# Information supplied

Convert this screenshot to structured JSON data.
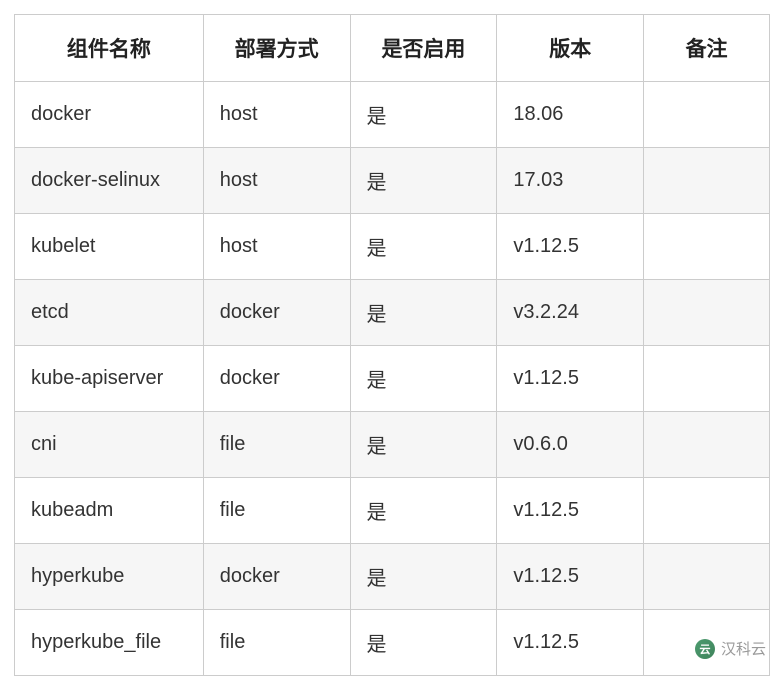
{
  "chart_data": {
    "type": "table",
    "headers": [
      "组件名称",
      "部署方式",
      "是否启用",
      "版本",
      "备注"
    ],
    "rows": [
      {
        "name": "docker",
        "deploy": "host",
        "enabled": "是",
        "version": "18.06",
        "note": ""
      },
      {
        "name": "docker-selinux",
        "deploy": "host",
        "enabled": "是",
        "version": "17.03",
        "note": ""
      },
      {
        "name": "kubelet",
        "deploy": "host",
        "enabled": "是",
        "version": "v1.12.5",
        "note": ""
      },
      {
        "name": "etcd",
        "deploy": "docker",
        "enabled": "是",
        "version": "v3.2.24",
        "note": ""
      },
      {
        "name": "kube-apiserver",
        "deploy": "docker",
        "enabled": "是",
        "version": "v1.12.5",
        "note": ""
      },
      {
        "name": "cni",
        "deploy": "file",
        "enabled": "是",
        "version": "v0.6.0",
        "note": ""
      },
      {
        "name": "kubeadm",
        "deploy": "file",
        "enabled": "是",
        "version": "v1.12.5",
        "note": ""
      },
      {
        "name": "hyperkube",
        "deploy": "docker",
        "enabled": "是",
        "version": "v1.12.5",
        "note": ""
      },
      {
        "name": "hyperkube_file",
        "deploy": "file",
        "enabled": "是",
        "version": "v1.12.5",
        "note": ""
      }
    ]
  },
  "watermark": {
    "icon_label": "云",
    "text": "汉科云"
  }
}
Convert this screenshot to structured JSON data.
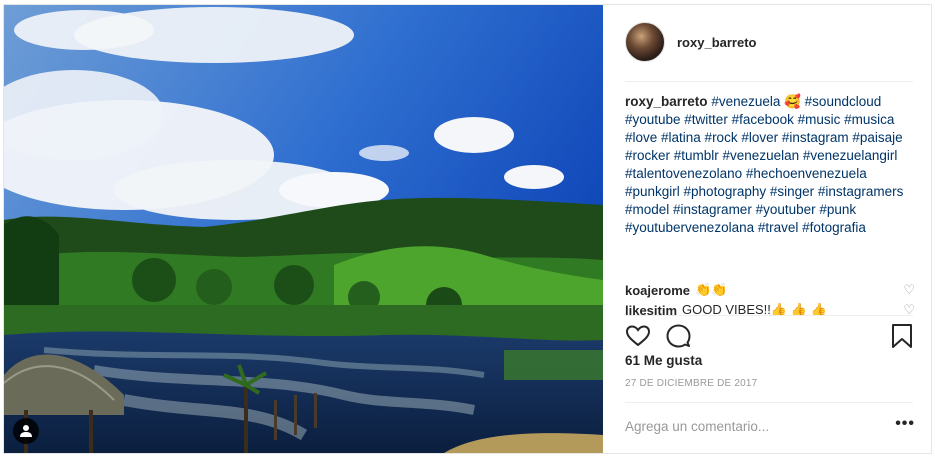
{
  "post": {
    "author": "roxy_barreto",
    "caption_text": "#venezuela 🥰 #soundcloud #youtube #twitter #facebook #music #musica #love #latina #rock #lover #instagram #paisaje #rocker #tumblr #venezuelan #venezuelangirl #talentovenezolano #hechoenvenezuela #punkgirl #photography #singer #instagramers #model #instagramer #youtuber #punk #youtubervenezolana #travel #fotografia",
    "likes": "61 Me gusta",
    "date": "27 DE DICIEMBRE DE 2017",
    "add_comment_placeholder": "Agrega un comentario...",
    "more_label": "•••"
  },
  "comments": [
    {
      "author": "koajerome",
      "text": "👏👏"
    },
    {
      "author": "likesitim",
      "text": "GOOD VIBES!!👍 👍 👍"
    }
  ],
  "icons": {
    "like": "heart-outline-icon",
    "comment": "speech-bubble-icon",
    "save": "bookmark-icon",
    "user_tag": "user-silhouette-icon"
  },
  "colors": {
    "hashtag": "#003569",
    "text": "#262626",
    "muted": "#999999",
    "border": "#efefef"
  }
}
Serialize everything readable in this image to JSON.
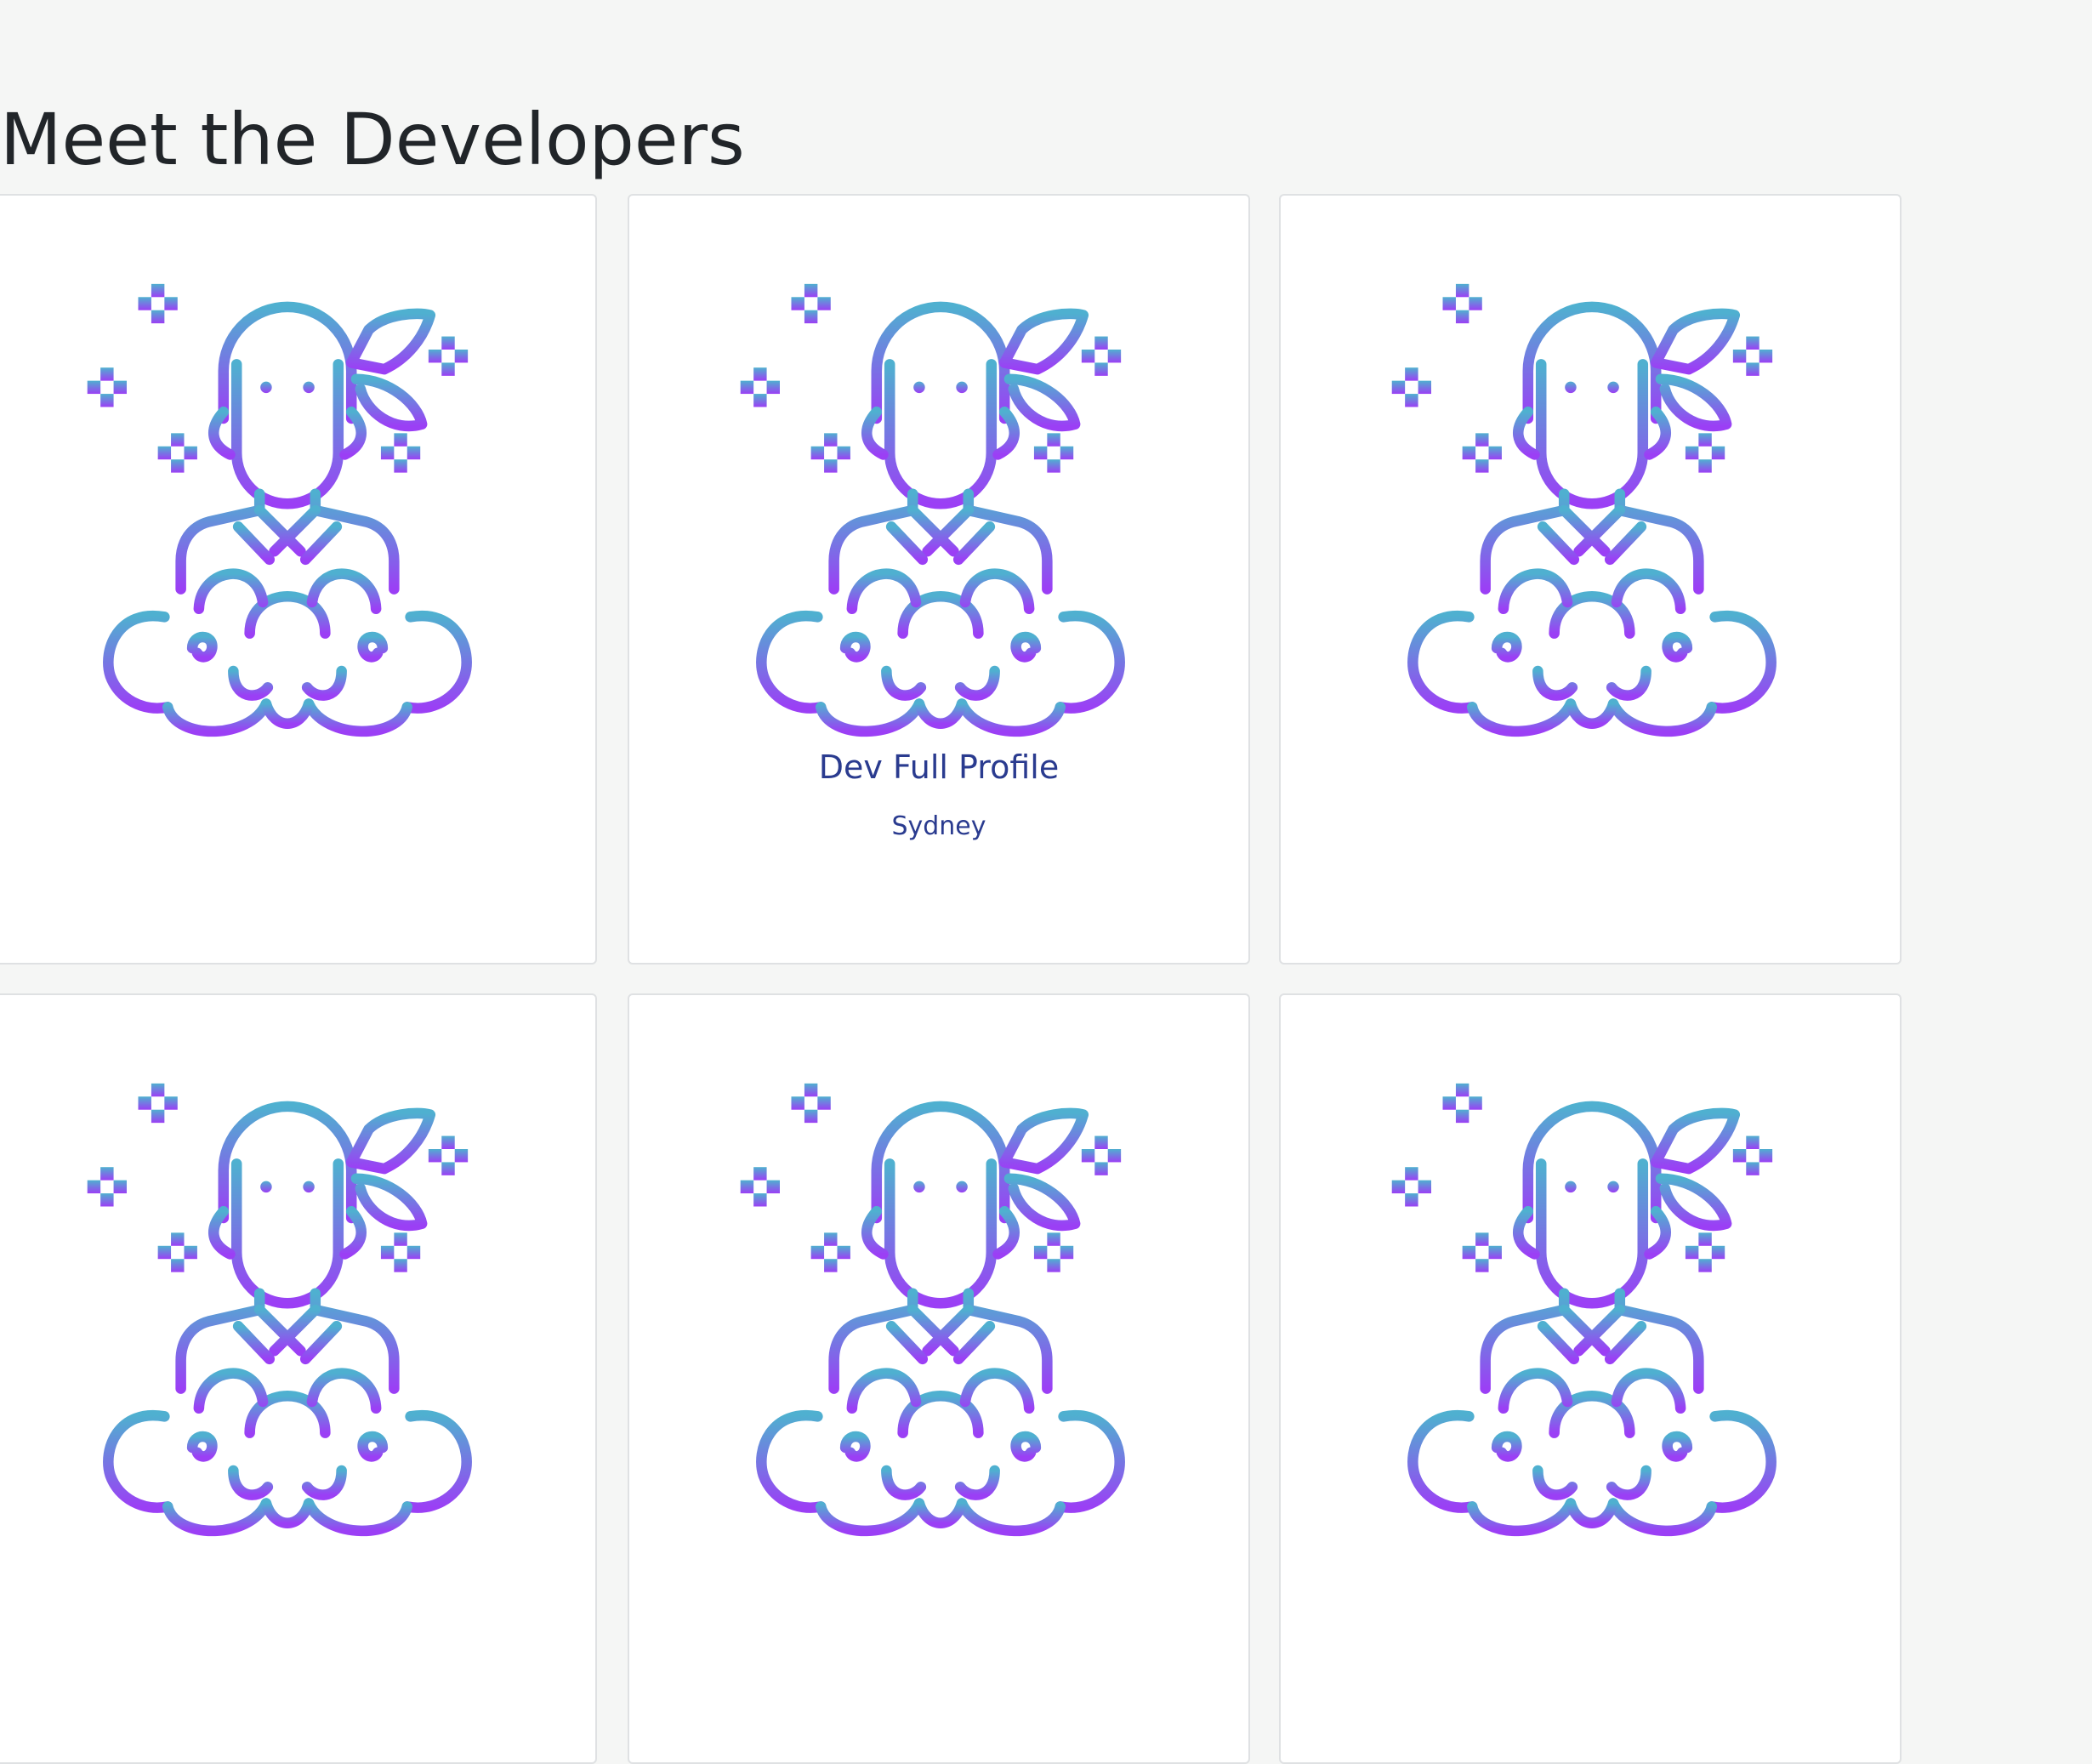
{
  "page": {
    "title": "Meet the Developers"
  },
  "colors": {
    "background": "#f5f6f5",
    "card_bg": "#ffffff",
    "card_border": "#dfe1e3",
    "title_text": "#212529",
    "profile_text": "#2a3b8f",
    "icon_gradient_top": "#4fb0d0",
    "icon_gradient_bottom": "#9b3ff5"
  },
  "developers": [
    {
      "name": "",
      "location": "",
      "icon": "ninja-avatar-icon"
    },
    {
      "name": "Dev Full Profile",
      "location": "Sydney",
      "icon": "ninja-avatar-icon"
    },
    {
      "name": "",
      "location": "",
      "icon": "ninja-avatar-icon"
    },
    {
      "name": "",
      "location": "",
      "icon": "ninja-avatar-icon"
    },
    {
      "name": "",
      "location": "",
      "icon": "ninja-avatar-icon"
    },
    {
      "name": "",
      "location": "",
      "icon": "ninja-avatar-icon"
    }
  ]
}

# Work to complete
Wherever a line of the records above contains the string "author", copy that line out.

# Response box
    "author": "roxy_barreto",
      "author": "koajerome",
      "author": "likesitim",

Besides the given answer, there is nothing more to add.